* **AIM OF THE TASK**:
Write out the data below in full, unchanged, minus the images.
▬▬▬▬▬▬▬▬▬▬
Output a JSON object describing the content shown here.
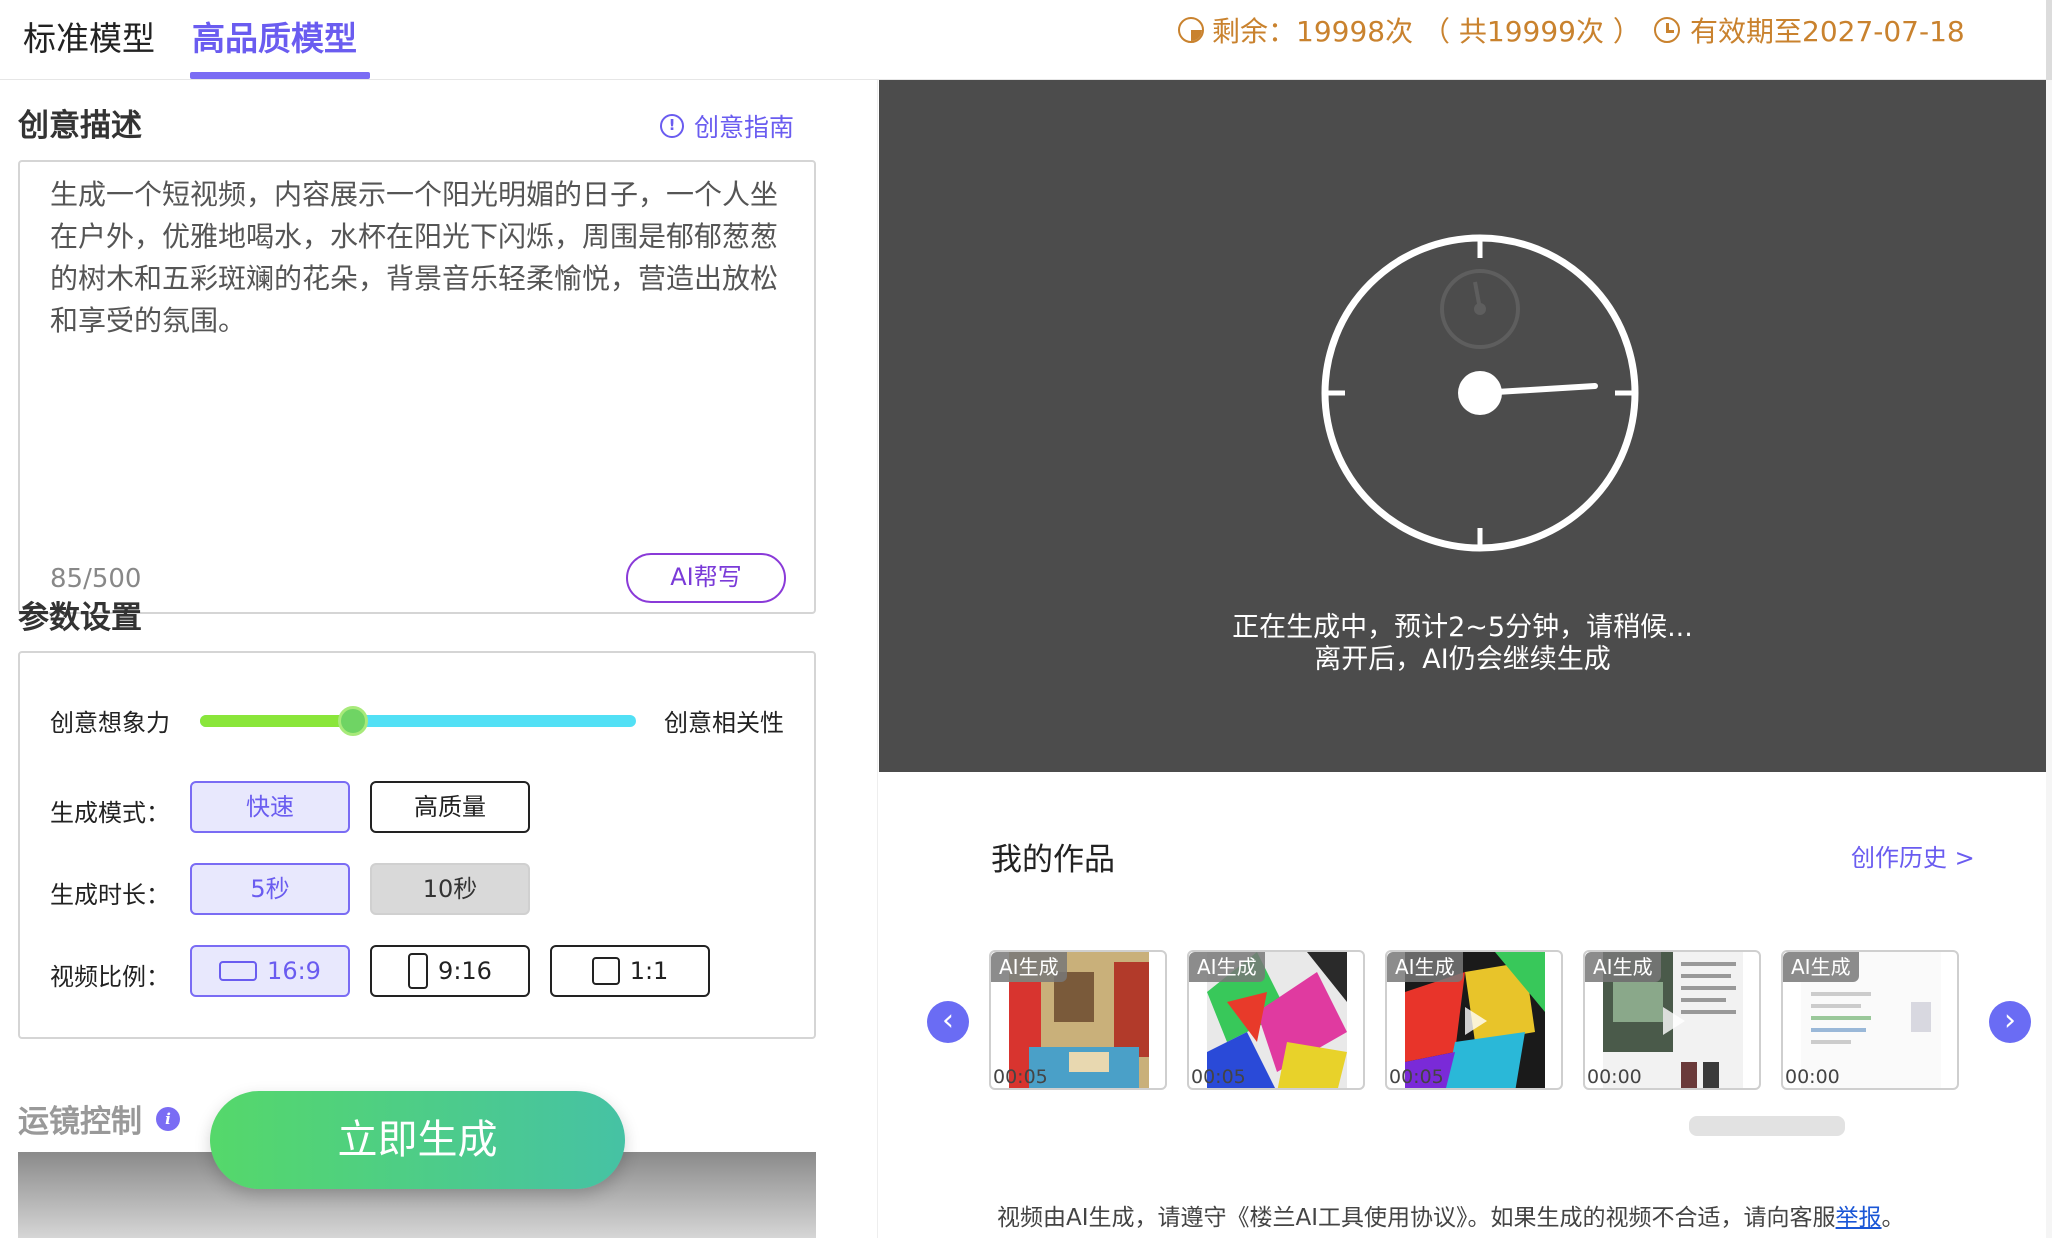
{
  "tabs": [
    {
      "label": "标准模型",
      "active": false
    },
    {
      "label": "高品质模型",
      "active": true
    }
  ],
  "quota": {
    "text": "剩余：19998次 （ 共19999次 ）",
    "icon": "pie-icon"
  },
  "expiry": {
    "text": "有效期至2027-07-18",
    "icon": "clock-icon"
  },
  "creative": {
    "title": "创意描述",
    "guide_label": "创意指南",
    "description": "生成一个短视频，内容展示一个阳光明媚的日子，一个人坐在户外，优雅地喝水，水杯在阳光下闪烁，周围是郁郁葱葱的树木和五彩斑斓的花朵，背景音乐轻柔愉悦，营造出放松和享受的氛围。",
    "counter": "85/500",
    "ai_write_label": "AI帮写"
  },
  "params": {
    "title": "参数设置",
    "slider": {
      "left_label": "创意想象力",
      "right_label": "创意相关性",
      "value": 0.35
    },
    "mode": {
      "label": "生成模式：",
      "options": [
        "快速",
        "高质量"
      ],
      "selected": 0
    },
    "duration": {
      "label": "生成时长：",
      "options": [
        "5秒",
        "10秒"
      ],
      "selected": 0
    },
    "ratio": {
      "label": "视频比例：",
      "options": [
        "16:9",
        "9:16",
        "1:1"
      ],
      "selected": 0
    }
  },
  "camera": {
    "title": "运镜控制",
    "info_icon": "i"
  },
  "generate_label": "立即生成",
  "preview": {
    "status_line1": "正在生成中，预计2~5分钟，请稍候...",
    "status_line2": "离开后，AI仍会继续生成"
  },
  "works": {
    "title": "我的作品",
    "history_label": "创作历史 >",
    "items": [
      {
        "badge": "AI生成",
        "time": "00:05"
      },
      {
        "badge": "AI生成",
        "time": "00:05"
      },
      {
        "badge": "AI生成",
        "time": "00:05"
      },
      {
        "badge": "AI生成",
        "time": "00:00"
      },
      {
        "badge": "AI生成",
        "time": "00:00"
      }
    ],
    "prev_label": "‹",
    "next_label": "›"
  },
  "notice": {
    "text": "视频由AI生成，请遵守《楼兰AI工具使用协议》。如果生成的视频不合适，请向客服",
    "link_label": "举报",
    "end": "。"
  },
  "colors": {
    "accent": "#6a5cf0",
    "gold": "#c9822e",
    "preview_bg": "#4c4c4c",
    "generate_from": "#55d86a",
    "generate_to": "#46c2a4"
  }
}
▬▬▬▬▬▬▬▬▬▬
* **RESPONSE TO THIS EXERCISE**:
Output a JSON object describing the content shown here.
{
  "tabs": [
    {
      "label": "标准模型",
      "active": false
    },
    {
      "label": "高品质模型",
      "active": true
    }
  ],
  "quota": {
    "text": "剩余：19998次 （ 共19999次 ）",
    "icon": "pie-icon"
  },
  "expiry": {
    "text": "有效期至2027-07-18",
    "icon": "clock-icon"
  },
  "creative": {
    "title": "创意描述",
    "guide_label": "创意指南",
    "description": "生成一个短视频，内容展示一个阳光明媚的日子，一个人坐在户外，优雅地喝水，水杯在阳光下闪烁，周围是郁郁葱葱的树木和五彩斑斓的花朵，背景音乐轻柔愉悦，营造出放松和享受的氛围。",
    "counter": "85/500",
    "ai_write_label": "AI帮写"
  },
  "params": {
    "title": "参数设置",
    "slider": {
      "left_label": "创意想象力",
      "right_label": "创意相关性",
      "value": 0.35
    },
    "mode": {
      "label": "生成模式：",
      "options": [
        "快速",
        "高质量"
      ],
      "selected": 0
    },
    "duration": {
      "label": "生成时长：",
      "options": [
        "5秒",
        "10秒"
      ],
      "selected": 0
    },
    "ratio": {
      "label": "视频比例：",
      "options": [
        "16:9",
        "9:16",
        "1:1"
      ],
      "selected": 0
    }
  },
  "camera": {
    "title": "运镜控制",
    "info_icon": "i"
  },
  "generate_label": "立即生成",
  "preview": {
    "status_line1": "正在生成中，预计2~5分钟，请稍候...",
    "status_line2": "离开后，AI仍会继续生成"
  },
  "works": {
    "title": "我的作品",
    "history_label": "创作历史 >",
    "items": [
      {
        "badge": "AI生成",
        "time": "00:05"
      },
      {
        "badge": "AI生成",
        "time": "00:05"
      },
      {
        "badge": "AI生成",
        "time": "00:05"
      },
      {
        "badge": "AI生成",
        "time": "00:00"
      },
      {
        "badge": "AI生成",
        "time": "00:00"
      }
    ],
    "prev_label": "‹",
    "next_label": "›"
  },
  "notice": {
    "text": "视频由AI生成，请遵守《楼兰AI工具使用协议》。如果生成的视频不合适，请向客服",
    "link_label": "举报",
    "end": "。"
  },
  "colors": {
    "accent": "#6a5cf0",
    "gold": "#c9822e",
    "preview_bg": "#4c4c4c",
    "generate_from": "#55d86a",
    "generate_to": "#46c2a4"
  }
}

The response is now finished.